I realize that this may sound a little psychotic out of context, but it's what Doom fans want, not because out a blind appetite for violence, but nostalgia for the original. Doom was shocking at the time. Brutal Doom gives it back some of that impact, and since it preserves the original's old, pixelated graphics, it gets away with things modern games with modern graphics wouldn't.

"I love this mod," one of the many YouTube commenters gleeful over the Brutal Doom v20 trailer writes. "Just played it for the first time a few days ago and I'm addicted. I haven't had a Doom all nighter since 1996...Thank you so much SGtMarkIV! You should put a donation linky on your Facebook page."

SGtMarkIV manages to walk a fine line between modernizing the game with features like looking down a gun's sights (a Call of Duty staple that didn't exist back then), and preserving the original masterpiece. Despite all the improvements, nothing in Brutal Doom looks like it couldn't have been developed in 1993.

As everyone who's played Brutal Doom and as SGtMarkIV himself explains, it's not Doom the way it was, but the bombastic impression it imprinted on your mind when you first played it.

In 2009, the computers in SGtMarkIV's high school lab were too old to run modern games, so he decided to install Doom. In trying to make the game run on Windows XP, he stumbled upon the game's still lively modding community.

SGtMarkIV was amazed at what fans were able to add to the old game: mouse support, jumping, improved graphics, and more. He started working on his own version of Doom, ArmageDoom, which included six maps, new weapons, zombie attack dogs, and huge battles with friendly AIs.

An early look at Brutal Doom v20. Credit: SGtMarkIV

It was very ambitious, and ultimately much more than he could handle as a first mod.
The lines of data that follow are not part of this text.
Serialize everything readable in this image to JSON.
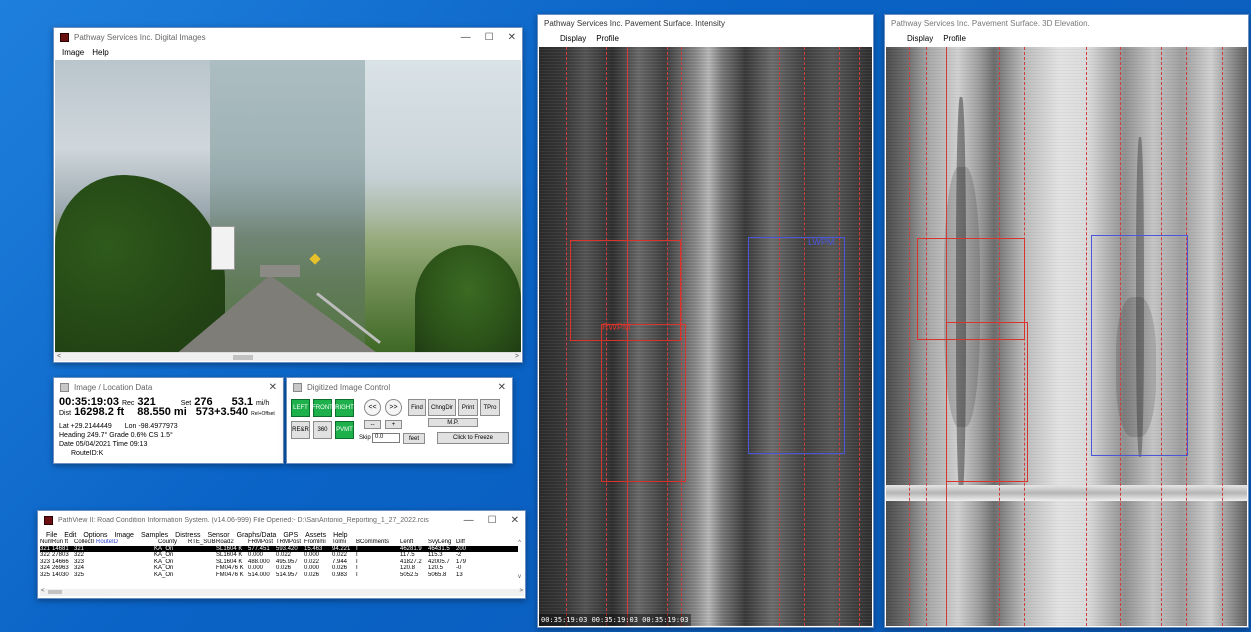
{
  "digital_window": {
    "title": "Pathway Services Inc. Digital Images",
    "menu": [
      "Image",
      "Help"
    ]
  },
  "location_window": {
    "title": "Image / Location Data",
    "time": "00:35:19:03",
    "rec_label": "Rec",
    "rec_value": "321",
    "set_label": "Set",
    "set_value": "276",
    "speed_value": "53.1",
    "speed_unit": "mi/h",
    "dist_label": "Dist",
    "dist_value": "16298.2 ft",
    "mi_value": "88.550 mi",
    "rel_value": "573+3.540",
    "rel_unit": "Rel+Offset",
    "lat": "Lat +29.2144449",
    "lon": "Lon -98.4977973",
    "heading": "Heading 249.7°  Grade 0.6%  CS 1.5°",
    "date": "Date 05/04/2021   Time 09:13",
    "route": "RouteID:K"
  },
  "control_window": {
    "title": "Digitized Image Control",
    "buttons": {
      "left": "LEFT",
      "front": "FRONT",
      "right": "RIGHT",
      "rear": "RE&R",
      "deg360": "360",
      "pave": "PVMT",
      "prev": "<<",
      "next": ">>",
      "find": "Find",
      "chng": "ChngDir",
      "print": "Print",
      "tpro": "TPro",
      "mp": "M.P.",
      "minus": "--",
      "plus": "+",
      "freeze": "Click to Freeze"
    },
    "skip_label": "Skip",
    "skip_value": "0.0",
    "feet_label": "feet"
  },
  "pathview_window": {
    "title": "PathView II: Road Condition Information System. (v14.06-999)  File Opened:- D:\\SanAntonio_Reporting_1_27_2022.rcis",
    "menu": [
      "File",
      "Edit",
      "Options",
      "Image",
      "Samples",
      "Distress",
      "Sensor",
      "Graphs/Data",
      "GPS",
      "Assets",
      "Help"
    ],
    "columns": [
      "Num",
      "Run ft",
      "CollectI",
      "RouteID",
      "County",
      "RTE_SUB",
      "Road2",
      "FRMPost",
      "TRMPost",
      "Fromlmi",
      "Tolmi",
      "BComments",
      "Lenft",
      "SvyLeng",
      "Diff"
    ],
    "rows": [
      [
        "321",
        "14681",
        "321",
        "K",
        "A_On",
        "",
        "SL1604 K",
        "577.451",
        "593.420",
        "15.463",
        "94.221",
        "I",
        "46281.9",
        "46431.5",
        "200"
      ],
      [
        "322",
        "27803",
        "322",
        "K",
        "A_On",
        "",
        "SL1604 K",
        "0.000",
        "0.022",
        "0.000",
        "0.022",
        "I",
        "117.5",
        "115.3",
        "-2"
      ],
      [
        "323",
        "14666",
        "323",
        "K",
        "A_On",
        "",
        "SL1604 K",
        "488.000",
        "495.957",
        "0.022",
        "7.944",
        "I",
        "41827.2",
        "42005.7",
        "179"
      ],
      [
        "324",
        "26963",
        "324",
        "K",
        "A_On",
        "",
        "FM0476 K",
        "0.000",
        "0.026",
        "0.000",
        "0.026",
        "I",
        "120.8",
        "120.5",
        "-0"
      ],
      [
        "325",
        "14030",
        "325",
        "K",
        "A_On",
        "",
        "FM0476 K",
        "514.000",
        "514.957",
        "0.026",
        "0.983",
        "I",
        "5052.5",
        "5065.8",
        "13"
      ]
    ]
  },
  "intensity_window": {
    "title": "Pathway Services Inc. Pavement Surface. Intensity",
    "menu": [
      "Display",
      "Profile"
    ],
    "label_red": "RWPM",
    "label_blue": "LWPM",
    "timeline": "00:35:19:03  00:35:19:03  00:35:19:03"
  },
  "elevation_window": {
    "title": "Pathway Services Inc. Pavement Surface. 3D Elevation.",
    "menu": [
      "Display",
      "Profile"
    ]
  },
  "colors": {
    "desktop": "#0b63c6",
    "red_box": "#d9342b",
    "blue_box": "#4a56d8",
    "green_button": "#1eb04b"
  }
}
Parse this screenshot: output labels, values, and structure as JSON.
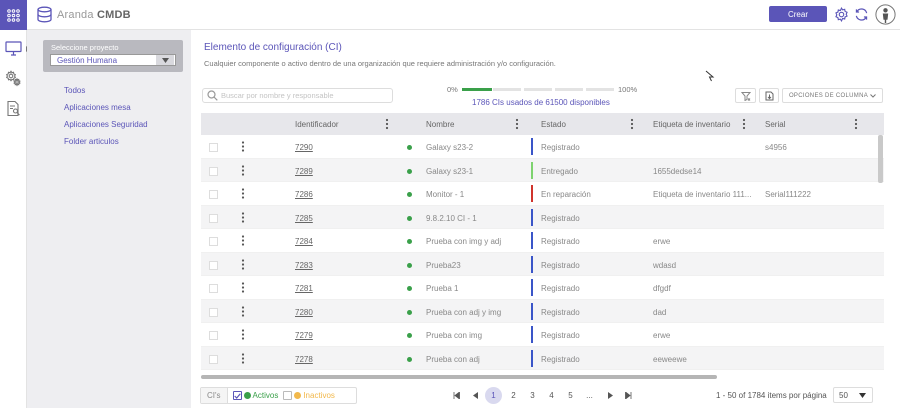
{
  "header": {
    "brand_light": "Aranda",
    "brand_bold": "CMDB",
    "create_label": "Crear"
  },
  "sidebar": {
    "project_label": "Seleccione proyecto",
    "project_value": "Gestión Humana",
    "links": [
      "Todos",
      "Aplicaciones mesa",
      "Aplicaciones Seguridad",
      "Folder articulos"
    ]
  },
  "main": {
    "title": "Elemento de configuración (CI)",
    "subtitle": "Cualquier componente o activo dentro de una organización que requiere administración y/o configuración.",
    "search_placeholder": "Buscar por nombre y responsable",
    "usage": {
      "min_label": "0%",
      "max_label": "100%",
      "text": "1786 CIs usados de 61500 disponibles",
      "fraction": 0.029
    },
    "column_options_label": "OPCIONES DE COLUMNA"
  },
  "table": {
    "columns": [
      "Identificador",
      "Nombre",
      "Estado",
      "Etiqueta de inventario",
      "Serial"
    ],
    "rows": [
      {
        "id": "7290",
        "name": "Galaxy s23-2",
        "state": "Registrado",
        "state_color": "#3a55c8",
        "tag": "",
        "serial": "s4956"
      },
      {
        "id": "7289",
        "name": "Galaxy s23-1",
        "state": "Entregado",
        "state_color": "#7ed36f",
        "tag": "1655dedse14",
        "serial": ""
      },
      {
        "id": "7286",
        "name": "Monitor - 1",
        "state": "En reparación",
        "state_color": "#d0342c",
        "tag": "Etiqueta de inventario 111...",
        "serial": "Serial111222"
      },
      {
        "id": "7285",
        "name": "9.8.2.10 CI - 1",
        "state": "Registrado",
        "state_color": "#3a55c8",
        "tag": "",
        "serial": ""
      },
      {
        "id": "7284",
        "name": "Prueba con img y adj",
        "state": "Registrado",
        "state_color": "#3a55c8",
        "tag": "erwe",
        "serial": ""
      },
      {
        "id": "7283",
        "name": "Prueba23",
        "state": "Registrado",
        "state_color": "#3a55c8",
        "tag": "wdasd",
        "serial": ""
      },
      {
        "id": "7281",
        "name": "Prueba 1",
        "state": "Registrado",
        "state_color": "#3a55c8",
        "tag": "dfgdf",
        "serial": ""
      },
      {
        "id": "7280",
        "name": "Prueba con adj y img",
        "state": "Registrado",
        "state_color": "#3a55c8",
        "tag": "dad",
        "serial": ""
      },
      {
        "id": "7279",
        "name": "Prueba con img",
        "state": "Registrado",
        "state_color": "#3a55c8",
        "tag": "erwe",
        "serial": ""
      },
      {
        "id": "7278",
        "name": "Prueba con adj",
        "state": "Registrado",
        "state_color": "#3a55c8",
        "tag": "eeweewe",
        "serial": ""
      }
    ]
  },
  "footer": {
    "legend_label": "CI's",
    "active_label": "Activos",
    "inactive_label": "Inactivos",
    "active_color": "#3aa04a",
    "inactive_color": "#f2b84b",
    "pages": [
      "1",
      "2",
      "3",
      "4",
      "5",
      "..."
    ],
    "current_page": "1",
    "items_text": "1 - 50 of 1784 items por página",
    "page_size": "50"
  },
  "colors": {
    "accent": "#5b55b8",
    "active_green": "#3aa04a"
  }
}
Realizing this, SGtMarkIV turned his attention to a smaller project, just something to learn the ropes. "I had just invented a system that could be used to detect damage dealt on monsters based on the location you hit them, and the first test build of Brutal Doom was basically just a mod that would instakill a zombie or imp by shooting it on the head, and spawn some extra blood sprites."

SGtMarkIV hasn't stopped working Brutal Doom since then, constantly releasing new versions with more tweaks. The upcoming Brutal Doom v20 revamps the blood system, adds the ability to dual wield guns, and improves melee combat. The mod also gained a sizeable following over the years. It's rated 16 out of over 23,315 mods on the modding community website Moddb.com, where over 2.5 million people have visited Brutal Doom's page to date.
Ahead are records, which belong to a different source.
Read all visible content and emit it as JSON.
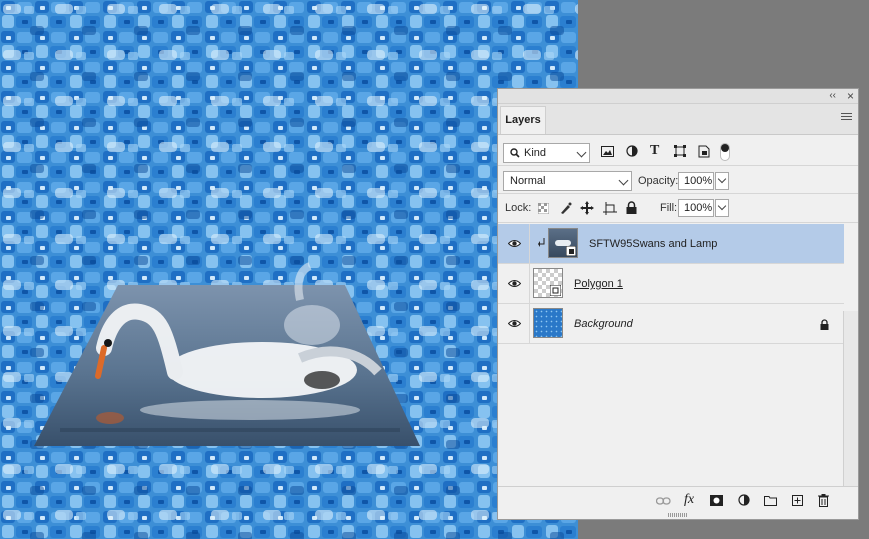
{
  "panel": {
    "collapse_glyph": "‹‹",
    "close_glyph": "×",
    "tab_label": "Layers",
    "menu_icon": "panel-menu-icon"
  },
  "filter": {
    "kind_label": "Kind",
    "icons": [
      "image-filter-icon",
      "adjustment-filter-icon",
      "type-filter-icon",
      "shape-filter-icon",
      "smart-object-filter-icon",
      "filter-toggle-icon"
    ]
  },
  "blend": {
    "mode": "Normal",
    "opacity_label": "Opacity:",
    "opacity_value": "100%"
  },
  "lock": {
    "label": "Lock:",
    "icons": [
      "lock-transparent-icon",
      "lock-image-icon",
      "lock-position-icon",
      "lock-artboard-icon",
      "lock-all-icon"
    ],
    "fill_label": "Fill:",
    "fill_value": "100%"
  },
  "layers": [
    {
      "name": "SFTW95Swans and Lamp",
      "selected": true,
      "clipped": true,
      "thumb": "swan-photo"
    },
    {
      "name": "Polygon 1",
      "selected": false,
      "underline": true,
      "thumb": "transparent-shape"
    },
    {
      "name": "Background",
      "selected": false,
      "italic": true,
      "locked": true,
      "thumb": "pool-tiles"
    }
  ],
  "bottom_icons": [
    "link-layers-icon",
    "fx-icon",
    "layer-mask-icon",
    "adjustment-layer-icon",
    "group-folder-icon",
    "new-layer-icon",
    "trash-icon"
  ],
  "fx_label": "fx",
  "colors": {
    "selected_row": "#b4cbe8",
    "panel_bg": "#f0f0f0",
    "workspace_gray": "#7b7b7b",
    "pool_blue": "#2a78c8"
  }
}
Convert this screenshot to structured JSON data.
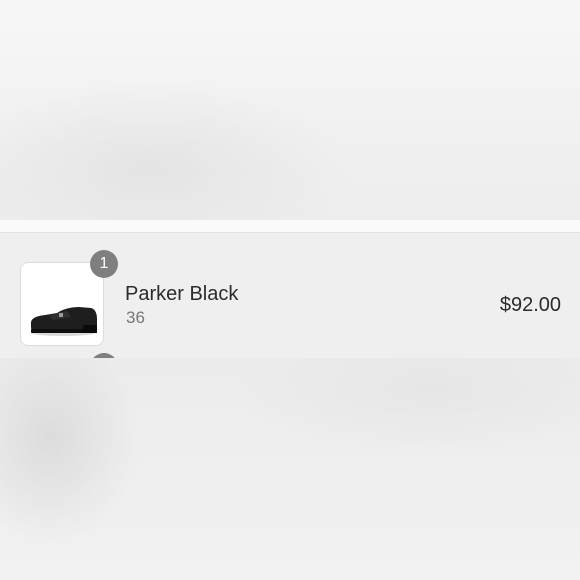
{
  "cart": {
    "items": [
      {
        "quantity": "1",
        "name": "Parker Black",
        "variant": "36",
        "price": "$92.00",
        "image_icon": "black-loafer-shoe-icon"
      }
    ]
  }
}
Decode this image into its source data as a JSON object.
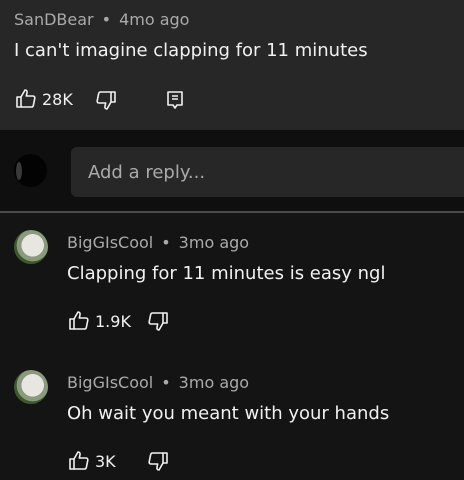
{
  "parent_comment": {
    "author": "SanDBear",
    "time": "4mo ago",
    "separator": "•",
    "text": "I can't imagine clapping for 11 minutes",
    "likes": "28K"
  },
  "reply_box": {
    "placeholder": "Add a reply..."
  },
  "replies": [
    {
      "author": "BigGIsCool",
      "separator": "•",
      "time": "3mo ago",
      "text": "Clapping for 11 minutes is easy ngl",
      "likes": "1.9K"
    },
    {
      "author": "BigGIsCool",
      "separator": "•",
      "time": "3mo ago",
      "text": "Oh wait you meant with your hands",
      "likes": "3K"
    }
  ],
  "icons": {
    "like": "thumbs-up-icon",
    "dislike": "thumbs-down-icon",
    "reply": "comment-reply-icon"
  },
  "colors": {
    "background": "#141414",
    "card": "#272727",
    "text": "#f1f1f1",
    "muted": "#aaaaaa"
  }
}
It of course doesn't hurt that the original Doom is a masterpiece beneath Brutal Doom's modifications. Call of Duty and its imitators look better, sure, but they're inferior to Doom in several ways, most notably in level design. Modern first-person shooters shuffle you along a rollercoaster of scripted, Michael Bay-esque action set pieces where something huge and exciting is always happening, but always on a narrow, pre-determined path. Doom had little to work with at the time but the bare bones of the level's geometry, so maps sprawl out in whacky layouts and no two rooms are the same.

It's still some of the best FPS level design out there, and if you're interested, there's a really good video of id Software co-founder and incredible mane owner John Romero playing through and talking about the levels he designed.

The best thing Brutal Doom can do is show this to younger generations.

"Younger gamers usually don't show much interest in Doom because of its visual presentation," SGtMarkIV said. "Brutal Doom greets them with more familiar things such as aiming modes, smoother animations, sharper combat, new special effects, and other things that makes it feel more 'modern' without losing the original game's essence."

SGtMarkIV said he'd like to return to his original project ArmageDoom at some point in the future, but it might take a while.

"Someday the development of Brutal Doom will come to an end, there will be nothing more to improve, but fortunately, this day still is far away," he said. "I already even have plans for a v21 release."

Brutal Doom is free to download here and is a little complicated to install, but if you buy Doom from Steam and follow the instructions here you'll soon be having the most fun you've had with a game in a long time.